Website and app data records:
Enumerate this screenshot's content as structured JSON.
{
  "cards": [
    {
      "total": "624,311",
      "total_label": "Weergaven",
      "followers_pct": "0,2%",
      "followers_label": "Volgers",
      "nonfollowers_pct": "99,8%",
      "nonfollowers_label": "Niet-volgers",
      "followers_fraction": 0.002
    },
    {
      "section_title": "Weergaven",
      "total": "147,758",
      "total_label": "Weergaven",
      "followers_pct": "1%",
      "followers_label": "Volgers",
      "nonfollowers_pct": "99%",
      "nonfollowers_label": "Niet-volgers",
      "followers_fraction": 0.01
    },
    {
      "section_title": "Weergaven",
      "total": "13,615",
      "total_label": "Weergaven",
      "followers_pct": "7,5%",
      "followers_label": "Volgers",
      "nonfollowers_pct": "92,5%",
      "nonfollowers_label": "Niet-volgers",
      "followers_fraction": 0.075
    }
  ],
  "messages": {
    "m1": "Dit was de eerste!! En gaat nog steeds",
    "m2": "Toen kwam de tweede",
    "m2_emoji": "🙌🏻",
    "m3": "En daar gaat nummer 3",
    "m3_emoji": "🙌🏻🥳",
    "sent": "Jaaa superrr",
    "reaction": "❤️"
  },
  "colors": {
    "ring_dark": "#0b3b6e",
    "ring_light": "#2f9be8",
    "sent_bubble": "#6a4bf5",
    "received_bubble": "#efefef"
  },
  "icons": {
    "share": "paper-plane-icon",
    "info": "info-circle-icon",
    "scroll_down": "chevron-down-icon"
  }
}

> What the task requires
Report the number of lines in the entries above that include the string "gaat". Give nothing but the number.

> Result of this task
2